SOYBEANS: The national average cash price for soybeans was calculated at $14,44 on June 30, 2023, a price that correlates to an end of month available stocks-to-use (as/u) of 4.5%. The end of May showed $12.74 and 7.2% with last June coming in at $15.86 and 3.0%. Despite the sharp gains by the cash index during June, particularly the 70.36 cents on Friday, June 30, I remain concerned about the technical picture of this fundamental read. As discussed the last couple months, the index’s monthly close-only chart continues to show a head and shoulder pattern. By definition, “a return move develops which is a bounce back to the bottom of the neckline…”. Given this, the rally by the cash index is not surprising, even discussed previously as a possibility, with the measured downside target still near $10.26 (bottom dashed red line).
HRW WHEAT: he national average cash price for HRW wheat was calculated at $7.53 on June 30, 2023, a price that correlates to an end of month available stocks-to-use (as/u) of 31.8%. The end of May showed $7.57 and 31.7% with last June coming in at $9.03 and 26.3%.What jumps out at me with the HRW cash index is it didn’t drop far during June despite harvest progressing and national average basis weakening as newly harvested bushels are sold. This again indicates a large part of the 2023 crop was damaged by drought across the US Southern Plains growing area.
SRW WHEAT: The national average cash price for SRW wheat was calculated at $5.97 on June 30, 2023, a price that correlates to an end of month available stocks-to-use (as/u) of 38.4%. The end of May showed $5.52 and 41.0% with last June coming in at $8.09 and 28.2%. The winter wheat situation gets even more interesting as the SRW cash index increased by 45 cents during June. This despite futures spreads growing more bearish, the the July-September covering 83% calculated full commercial carry at the close of Friday, June 30 and the September-December covering 69%, with 67% or more considered bearish.
HRS WHEAT: The national average cash price for HRS wheat was calculated at $7.75 on June 30, 2023, a price that correlates to an end of month available stocks-to-use (as/u) of 33.8%. The end of May showed $7.48 and 35.0% with last June coming in at $9.46 and 27.4%. The cash HRS index firmed during June indicating the supply and demand situation was tightening.

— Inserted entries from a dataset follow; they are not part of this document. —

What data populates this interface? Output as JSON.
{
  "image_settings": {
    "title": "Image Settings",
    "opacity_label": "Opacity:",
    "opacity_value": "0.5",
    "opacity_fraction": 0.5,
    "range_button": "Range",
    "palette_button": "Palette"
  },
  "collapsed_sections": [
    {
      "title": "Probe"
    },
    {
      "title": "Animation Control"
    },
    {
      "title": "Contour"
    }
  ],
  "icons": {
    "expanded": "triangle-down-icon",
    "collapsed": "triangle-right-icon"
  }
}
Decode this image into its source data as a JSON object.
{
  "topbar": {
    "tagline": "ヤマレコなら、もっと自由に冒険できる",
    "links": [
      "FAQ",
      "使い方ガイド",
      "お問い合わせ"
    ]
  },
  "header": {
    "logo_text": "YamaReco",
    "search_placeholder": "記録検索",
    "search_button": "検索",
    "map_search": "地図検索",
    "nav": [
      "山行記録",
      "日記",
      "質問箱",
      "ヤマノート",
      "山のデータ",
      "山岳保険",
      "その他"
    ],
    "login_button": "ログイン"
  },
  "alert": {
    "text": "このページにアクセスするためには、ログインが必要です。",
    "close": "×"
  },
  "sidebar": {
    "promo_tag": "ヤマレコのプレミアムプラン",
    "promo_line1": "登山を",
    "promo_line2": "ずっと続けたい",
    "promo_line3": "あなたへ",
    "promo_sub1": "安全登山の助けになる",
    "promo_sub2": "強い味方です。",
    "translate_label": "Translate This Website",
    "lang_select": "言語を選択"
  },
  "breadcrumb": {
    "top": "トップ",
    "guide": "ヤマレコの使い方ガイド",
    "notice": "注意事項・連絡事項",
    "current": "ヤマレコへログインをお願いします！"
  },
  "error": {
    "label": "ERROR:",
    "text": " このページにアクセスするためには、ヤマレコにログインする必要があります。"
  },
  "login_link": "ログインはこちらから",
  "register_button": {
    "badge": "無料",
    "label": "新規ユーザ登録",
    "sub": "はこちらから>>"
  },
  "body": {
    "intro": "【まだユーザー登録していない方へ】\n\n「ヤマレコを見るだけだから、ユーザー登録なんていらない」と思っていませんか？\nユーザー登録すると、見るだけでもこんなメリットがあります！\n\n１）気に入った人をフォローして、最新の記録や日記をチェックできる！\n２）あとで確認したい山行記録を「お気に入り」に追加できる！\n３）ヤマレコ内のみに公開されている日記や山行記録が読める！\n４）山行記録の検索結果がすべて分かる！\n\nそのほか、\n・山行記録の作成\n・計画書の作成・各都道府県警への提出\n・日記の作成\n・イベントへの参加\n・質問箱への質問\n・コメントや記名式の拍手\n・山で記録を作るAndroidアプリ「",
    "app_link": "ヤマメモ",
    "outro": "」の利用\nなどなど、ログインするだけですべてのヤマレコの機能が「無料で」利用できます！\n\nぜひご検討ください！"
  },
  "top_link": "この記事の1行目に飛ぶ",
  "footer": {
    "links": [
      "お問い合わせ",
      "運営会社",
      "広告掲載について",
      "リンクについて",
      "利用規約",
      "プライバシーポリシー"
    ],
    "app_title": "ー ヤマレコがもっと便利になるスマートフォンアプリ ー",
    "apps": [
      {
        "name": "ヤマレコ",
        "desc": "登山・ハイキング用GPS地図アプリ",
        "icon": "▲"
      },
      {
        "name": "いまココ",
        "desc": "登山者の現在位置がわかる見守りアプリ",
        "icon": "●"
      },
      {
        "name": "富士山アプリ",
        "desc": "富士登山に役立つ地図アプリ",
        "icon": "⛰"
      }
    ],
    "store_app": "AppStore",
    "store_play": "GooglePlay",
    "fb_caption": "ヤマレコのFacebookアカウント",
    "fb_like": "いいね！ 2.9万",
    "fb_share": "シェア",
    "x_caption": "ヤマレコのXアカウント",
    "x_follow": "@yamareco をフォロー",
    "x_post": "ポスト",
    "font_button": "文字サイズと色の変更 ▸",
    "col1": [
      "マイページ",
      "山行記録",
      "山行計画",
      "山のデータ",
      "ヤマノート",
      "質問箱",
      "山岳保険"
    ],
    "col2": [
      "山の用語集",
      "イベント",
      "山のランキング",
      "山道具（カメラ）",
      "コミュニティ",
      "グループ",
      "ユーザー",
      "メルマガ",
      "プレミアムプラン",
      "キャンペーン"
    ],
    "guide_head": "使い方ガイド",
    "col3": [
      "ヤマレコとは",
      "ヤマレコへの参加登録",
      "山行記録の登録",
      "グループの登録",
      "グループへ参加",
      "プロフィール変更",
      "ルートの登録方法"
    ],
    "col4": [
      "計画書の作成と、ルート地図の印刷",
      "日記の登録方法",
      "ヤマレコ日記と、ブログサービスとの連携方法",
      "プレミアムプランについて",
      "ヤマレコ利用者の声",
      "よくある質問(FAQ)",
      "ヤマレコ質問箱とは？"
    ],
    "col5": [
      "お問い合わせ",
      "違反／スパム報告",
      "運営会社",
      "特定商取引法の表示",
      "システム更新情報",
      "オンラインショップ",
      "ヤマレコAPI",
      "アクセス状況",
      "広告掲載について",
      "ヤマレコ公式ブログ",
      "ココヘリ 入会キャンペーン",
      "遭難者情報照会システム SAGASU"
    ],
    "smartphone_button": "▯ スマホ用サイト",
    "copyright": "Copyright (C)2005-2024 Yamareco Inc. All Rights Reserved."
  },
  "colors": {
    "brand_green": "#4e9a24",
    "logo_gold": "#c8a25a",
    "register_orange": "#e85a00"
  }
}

Harvest remains a couple months away meaning merchandisers will have to continue to push for available supplies.
[i] R-squared is defined as “a statistical measure of fit that indicates how much variation of a dependent variable is explained by the independent variable in a regression model.” (Investopedia). In my world, it is how closely related two (or more) variables are, in this case national average cash price and stocks-to-use.